_Activity_. Where a line of the listing below includes the word "time", reproduce that line.

_Task input_.

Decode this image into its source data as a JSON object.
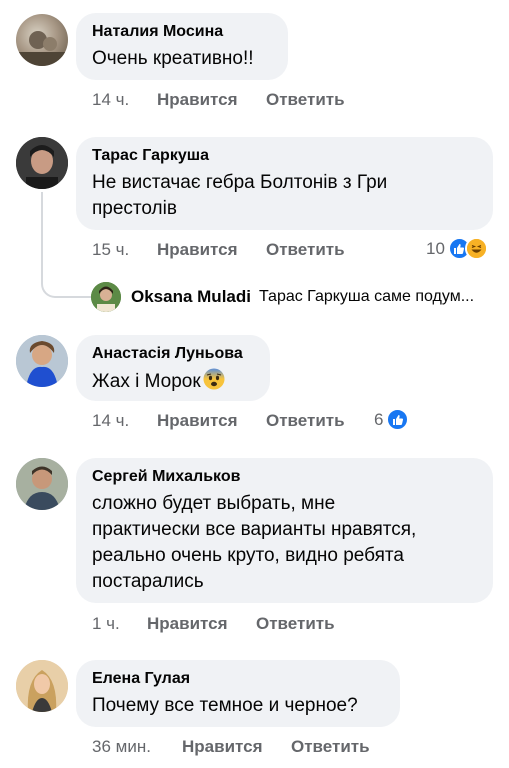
{
  "comments": [
    {
      "author": "Наталия Мосина",
      "text": "Очень креативно!!",
      "time": "14 ч.",
      "like_label": "Нравится",
      "reply_label": "Ответить"
    },
    {
      "author": "Тарас Гаркуша",
      "text_line1": "Не вистачає гебра Болтонів з Гри",
      "text_line2": "престолів",
      "time": "15 ч.",
      "like_label": "Нравится",
      "reply_label": "Ответить",
      "reaction_count": "10",
      "reply": {
        "author": "Oksana Muladi",
        "text": "Тарас Гаркуша саме подум..."
      }
    },
    {
      "author": "Анастасія Луньова",
      "text": "Жах і Морок",
      "time": "14 ч.",
      "like_label": "Нравится",
      "reply_label": "Ответить",
      "reaction_count": "6"
    },
    {
      "author": "Сергей Михальков",
      "text_line1": "сложно будет выбрать, мне",
      "text_line2": "практически все варианты нравятся,",
      "text_line3": "реально очень круто, видно ребята",
      "text_line4": "постарались",
      "time": "1 ч.",
      "like_label": "Нравится",
      "reply_label": "Ответить"
    },
    {
      "author": "Елена Гулая",
      "text": "Почему все темное и черное?",
      "time": "36 мин.",
      "like_label": "Нравится",
      "reply_label": "Ответить"
    }
  ],
  "colors": {
    "bubble": "#f0f2f5",
    "meta_text": "#65676b",
    "like_blue": "#1877f2",
    "haha_yellow": "#f7b125"
  },
  "icons": [
    "like-icon",
    "haha-icon",
    "fearful-emoji-icon"
  ]
}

_Answer to the exercise_.
      "time": "14 ч.",
      "time": "15 ч.",
      "time": "14 ч.",
      "time": "1 ч.",
      "time": "36 мин.",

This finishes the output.